▶ _YOUR GOAL_
Repeat each entry in the data, exactly.
*** Opening SUPPLIED INFORMATION ***
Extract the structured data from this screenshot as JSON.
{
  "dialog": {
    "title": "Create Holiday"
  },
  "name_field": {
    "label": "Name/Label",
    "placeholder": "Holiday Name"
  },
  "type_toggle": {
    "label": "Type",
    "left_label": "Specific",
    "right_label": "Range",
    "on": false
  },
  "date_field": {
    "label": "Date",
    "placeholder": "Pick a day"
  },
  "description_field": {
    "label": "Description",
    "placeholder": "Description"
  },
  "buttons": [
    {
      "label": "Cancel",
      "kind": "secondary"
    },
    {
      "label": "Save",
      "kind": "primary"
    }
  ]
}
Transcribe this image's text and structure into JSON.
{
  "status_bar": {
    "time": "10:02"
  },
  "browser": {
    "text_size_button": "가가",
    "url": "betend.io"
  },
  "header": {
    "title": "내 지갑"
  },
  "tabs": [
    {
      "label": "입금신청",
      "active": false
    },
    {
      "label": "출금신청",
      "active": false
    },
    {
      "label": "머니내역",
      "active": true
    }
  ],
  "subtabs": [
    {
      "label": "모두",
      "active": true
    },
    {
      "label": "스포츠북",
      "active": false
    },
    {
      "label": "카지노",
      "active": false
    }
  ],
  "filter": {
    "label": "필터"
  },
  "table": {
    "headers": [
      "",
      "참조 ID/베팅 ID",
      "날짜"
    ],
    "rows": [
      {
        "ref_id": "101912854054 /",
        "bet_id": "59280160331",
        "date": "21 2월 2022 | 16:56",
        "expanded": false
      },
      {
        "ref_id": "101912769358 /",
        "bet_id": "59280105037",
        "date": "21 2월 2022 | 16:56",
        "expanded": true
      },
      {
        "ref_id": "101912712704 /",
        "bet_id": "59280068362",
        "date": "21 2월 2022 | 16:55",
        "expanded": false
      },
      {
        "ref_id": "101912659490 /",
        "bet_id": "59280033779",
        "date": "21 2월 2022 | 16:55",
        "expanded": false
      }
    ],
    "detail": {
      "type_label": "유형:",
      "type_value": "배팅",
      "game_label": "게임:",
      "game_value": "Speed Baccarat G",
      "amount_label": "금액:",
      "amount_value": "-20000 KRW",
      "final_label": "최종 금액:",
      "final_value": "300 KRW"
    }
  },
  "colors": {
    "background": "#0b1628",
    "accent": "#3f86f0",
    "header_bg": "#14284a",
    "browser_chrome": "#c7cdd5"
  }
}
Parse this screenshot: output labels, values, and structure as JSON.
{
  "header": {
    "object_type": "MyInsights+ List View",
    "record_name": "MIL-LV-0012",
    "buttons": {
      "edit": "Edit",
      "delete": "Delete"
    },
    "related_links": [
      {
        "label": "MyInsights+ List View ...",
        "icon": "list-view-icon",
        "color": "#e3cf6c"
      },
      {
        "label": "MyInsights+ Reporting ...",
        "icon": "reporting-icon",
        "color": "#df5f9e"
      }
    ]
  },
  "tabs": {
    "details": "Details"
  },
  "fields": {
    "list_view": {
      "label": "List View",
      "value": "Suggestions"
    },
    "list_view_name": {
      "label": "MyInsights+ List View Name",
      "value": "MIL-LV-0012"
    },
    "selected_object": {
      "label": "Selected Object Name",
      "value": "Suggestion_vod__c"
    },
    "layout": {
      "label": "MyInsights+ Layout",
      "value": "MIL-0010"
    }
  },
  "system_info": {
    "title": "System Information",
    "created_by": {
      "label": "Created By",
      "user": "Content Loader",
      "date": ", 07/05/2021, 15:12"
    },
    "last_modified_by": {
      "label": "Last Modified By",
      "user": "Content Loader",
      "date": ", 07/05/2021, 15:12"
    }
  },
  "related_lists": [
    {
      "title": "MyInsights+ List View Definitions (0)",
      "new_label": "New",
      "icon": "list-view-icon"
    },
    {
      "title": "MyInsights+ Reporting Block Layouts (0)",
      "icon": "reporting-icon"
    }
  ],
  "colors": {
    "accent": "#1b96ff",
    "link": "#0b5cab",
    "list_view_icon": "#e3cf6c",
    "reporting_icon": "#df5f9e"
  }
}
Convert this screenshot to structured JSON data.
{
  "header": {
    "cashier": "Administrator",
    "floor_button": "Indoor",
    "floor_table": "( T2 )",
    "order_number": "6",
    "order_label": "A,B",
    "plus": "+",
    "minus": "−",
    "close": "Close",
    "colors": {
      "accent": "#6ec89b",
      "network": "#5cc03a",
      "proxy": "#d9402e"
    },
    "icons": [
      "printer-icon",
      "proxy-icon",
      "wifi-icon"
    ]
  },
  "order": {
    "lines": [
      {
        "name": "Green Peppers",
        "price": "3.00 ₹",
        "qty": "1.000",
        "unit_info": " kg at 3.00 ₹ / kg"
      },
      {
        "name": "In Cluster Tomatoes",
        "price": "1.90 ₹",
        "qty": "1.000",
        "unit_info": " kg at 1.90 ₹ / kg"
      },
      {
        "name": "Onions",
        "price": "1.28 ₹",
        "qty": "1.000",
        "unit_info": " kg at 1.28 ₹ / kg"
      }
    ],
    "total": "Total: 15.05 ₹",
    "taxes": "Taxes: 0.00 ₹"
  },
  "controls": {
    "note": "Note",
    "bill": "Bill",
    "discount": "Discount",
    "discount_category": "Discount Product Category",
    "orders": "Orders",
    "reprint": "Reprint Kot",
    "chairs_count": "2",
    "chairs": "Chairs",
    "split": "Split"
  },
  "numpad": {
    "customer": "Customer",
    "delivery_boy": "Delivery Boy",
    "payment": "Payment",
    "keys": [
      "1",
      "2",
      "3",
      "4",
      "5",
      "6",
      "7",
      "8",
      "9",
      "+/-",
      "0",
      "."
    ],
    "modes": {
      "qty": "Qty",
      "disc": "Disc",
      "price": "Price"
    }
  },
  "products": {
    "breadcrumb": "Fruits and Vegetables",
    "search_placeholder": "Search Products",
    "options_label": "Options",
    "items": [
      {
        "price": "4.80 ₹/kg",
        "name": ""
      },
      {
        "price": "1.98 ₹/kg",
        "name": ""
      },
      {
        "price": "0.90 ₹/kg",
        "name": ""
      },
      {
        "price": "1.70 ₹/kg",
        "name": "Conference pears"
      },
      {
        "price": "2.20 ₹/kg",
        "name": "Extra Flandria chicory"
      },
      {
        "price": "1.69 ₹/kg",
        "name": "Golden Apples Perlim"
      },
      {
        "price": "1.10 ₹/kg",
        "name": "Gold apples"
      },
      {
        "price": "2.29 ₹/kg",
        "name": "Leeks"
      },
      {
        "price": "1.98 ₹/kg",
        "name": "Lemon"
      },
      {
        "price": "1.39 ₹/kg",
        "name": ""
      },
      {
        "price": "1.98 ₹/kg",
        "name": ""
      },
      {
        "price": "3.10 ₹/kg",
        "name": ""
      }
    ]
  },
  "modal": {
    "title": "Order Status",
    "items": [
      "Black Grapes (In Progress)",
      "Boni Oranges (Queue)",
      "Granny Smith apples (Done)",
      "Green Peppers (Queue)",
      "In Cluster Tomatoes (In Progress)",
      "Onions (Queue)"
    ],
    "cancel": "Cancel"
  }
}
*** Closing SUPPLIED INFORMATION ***
▶ _RESULT_
Extract the structured data from this screenshot as JSON.
{
  "dialog": {
    "title": "Create Holiday"
  },
  "name_field": {
    "label": "Name/Label",
    "placeholder": "Holiday Name"
  },
  "type_toggle": {
    "label": "Type",
    "left_label": "Specific",
    "right_label": "Range",
    "on": false
  },
  "date_field": {
    "label": "Date",
    "placeholder": "Pick a day"
  },
  "description_field": {
    "label": "Description",
    "placeholder": "Description"
  },
  "buttons": [
    {
      "label": "Cancel",
      "kind": "secondary"
    },
    {
      "label": "Save",
      "kind": "primary"
    }
  ]
}
Transcribe this image's text and structure into JSON.
{
  "status_bar": {
    "time": "10:02"
  },
  "browser": {
    "text_size_button": "가가",
    "url": "betend.io"
  },
  "header": {
    "title": "내 지갑"
  },
  "tabs": [
    {
      "label": "입금신청",
      "active": false
    },
    {
      "label": "출금신청",
      "active": false
    },
    {
      "label": "머니내역",
      "active": true
    }
  ],
  "subtabs": [
    {
      "label": "모두",
      "active": true
    },
    {
      "label": "스포츠북",
      "active": false
    },
    {
      "label": "카지노",
      "active": false
    }
  ],
  "filter": {
    "label": "필터"
  },
  "table": {
    "headers": [
      "",
      "참조 ID/베팅 ID",
      "날짜"
    ],
    "rows": [
      {
        "ref_id": "101912854054 /",
        "bet_id": "59280160331",
        "date": "21 2월 2022 | 16:56",
        "expanded": false
      },
      {
        "ref_id": "101912769358 /",
        "bet_id": "59280105037",
        "date": "21 2월 2022 | 16:56",
        "expanded": true
      },
      {
        "ref_id": "101912712704 /",
        "bet_id": "59280068362",
        "date": "21 2월 2022 | 16:55",
        "expanded": false
      },
      {
        "ref_id": "101912659490 /",
        "bet_id": "59280033779",
        "date": "21 2월 2022 | 16:55",
        "expanded": false
      }
    ],
    "detail": {
      "type_label": "유형:",
      "type_value": "배팅",
      "game_label": "게임:",
      "game_value": "Speed Baccarat G",
      "amount_label": "금액:",
      "amount_value": "-20000 KRW",
      "final_label": "최종 금액:",
      "final_value": "300 KRW"
    }
  },
  "colors": {
    "background": "#0b1628",
    "accent": "#3f86f0",
    "header_bg": "#14284a",
    "browser_chrome": "#c7cdd5"
  }
}
Parse this screenshot: output labels, values, and structure as JSON.
{
  "header": {
    "object_type": "MyInsights+ List View",
    "record_name": "MIL-LV-0012",
    "buttons": {
      "edit": "Edit",
      "delete": "Delete"
    },
    "related_links": [
      {
        "label": "MyInsights+ List View ...",
        "icon": "list-view-icon",
        "color": "#e3cf6c"
      },
      {
        "label": "MyInsights+ Reporting ...",
        "icon": "reporting-icon",
        "color": "#df5f9e"
      }
    ]
  },
  "tabs": {
    "details": "Details"
  },
  "fields": {
    "list_view": {
      "label": "List View",
      "value": "Suggestions"
    },
    "list_view_name": {
      "label": "MyInsights+ List View Name",
      "value": "MIL-LV-0012"
    },
    "selected_object": {
      "label": "Selected Object Name",
      "value": "Suggestion_vod__c"
    },
    "layout": {
      "label": "MyInsights+ Layout",
      "value": "MIL-0010"
    }
  },
  "system_info": {
    "title": "System Information",
    "created_by": {
      "label": "Created By",
      "user": "Content Loader",
      "date": ", 07/05/2021, 15:12"
    },
    "last_modified_by": {
      "label": "Last Modified By",
      "user": "Content Loader",
      "date": ", 07/05/2021, 15:12"
    }
  },
  "related_lists": [
    {
      "title": "MyInsights+ List View Definitions (0)",
      "new_label": "New",
      "icon": "list-view-icon"
    },
    {
      "title": "MyInsights+ Reporting Block Layouts (0)",
      "icon": "reporting-icon"
    }
  ],
  "colors": {
    "accent": "#1b96ff",
    "link": "#0b5cab",
    "list_view_icon": "#e3cf6c",
    "reporting_icon": "#df5f9e"
  }
}
Convert this screenshot to structured JSON data.
{
  "header": {
    "cashier": "Administrator",
    "floor_button": "Indoor",
    "floor_table": "( T2 )",
    "order_number": "6",
    "order_label": "A,B",
    "plus": "+",
    "minus": "−",
    "close": "Close",
    "colors": {
      "accent": "#6ec89b",
      "network": "#5cc03a",
      "proxy": "#d9402e"
    },
    "icons": [
      "printer-icon",
      "proxy-icon",
      "wifi-icon"
    ]
  },
  "order": {
    "lines": [
      {
        "name": "Green Peppers",
        "price": "3.00 ₹",
        "qty": "1.000",
        "unit_info": " kg at 3.00 ₹ / kg"
      },
      {
        "name": "In Cluster Tomatoes",
        "price": "1.90 ₹",
        "qty": "1.000",
        "unit_info": " kg at 1.90 ₹ / kg"
      },
      {
        "name": "Onions",
        "price": "1.28 ₹",
        "qty": "1.000",
        "unit_info": " kg at 1.28 ₹ / kg"
      }
    ],
    "total": "Total: 15.05 ₹",
    "taxes": "Taxes: 0.00 ₹"
  },
  "controls": {
    "note": "Note",
    "bill": "Bill",
    "discount": "Discount",
    "discount_category": "Discount Product Category",
    "orders": "Orders",
    "reprint": "Reprint Kot",
    "chairs_count": "2",
    "chairs": "Chairs",
    "split": "Split"
  },
  "numpad": {
    "customer": "Customer",
    "delivery_boy": "Delivery Boy",
    "payment": "Payment",
    "keys": [
      "1",
      "2",
      "3",
      "4",
      "5",
      "6",
      "7",
      "8",
      "9",
      "+/-",
      "0",
      "."
    ],
    "modes": {
      "qty": "Qty",
      "disc": "Disc",
      "price": "Price"
    }
  },
  "products": {
    "breadcrumb": "Fruits and Vegetables",
    "search_placeholder": "Search Products",
    "options_label": "Options",
    "items": [
      {
        "price": "4.80 ₹/kg",
        "name": ""
      },
      {
        "price": "1.98 ₹/kg",
        "name": ""
      },
      {
        "price": "0.90 ₹/kg",
        "name": ""
      },
      {
        "price": "1.70 ₹/kg",
        "name": "Conference pears"
      },
      {
        "price": "2.20 ₹/kg",
        "name": "Extra Flandria chicory"
      },
      {
        "price": "1.69 ₹/kg",
        "name": "Golden Apples Perlim"
      },
      {
        "price": "1.10 ₹/kg",
        "name": "Gold apples"
      },
      {
        "price": "2.29 ₹/kg",
        "name": "Leeks"
      },
      {
        "price": "1.98 ₹/kg",
        "name": "Lemon"
      },
      {
        "price": "1.39 ₹/kg",
        "name": ""
      },
      {
        "price": "1.98 ₹/kg",
        "name": ""
      },
      {
        "price": "3.10 ₹/kg",
        "name": ""
      }
    ]
  },
  "modal": {
    "title": "Order Status",
    "items": [
      "Black Grapes (In Progress)",
      "Boni Oranges (Queue)",
      "Granny Smith apples (Done)",
      "Green Peppers (Queue)",
      "In Cluster Tomatoes (In Progress)",
      "Onions (Queue)"
    ],
    "cancel": "Cancel"
  }
}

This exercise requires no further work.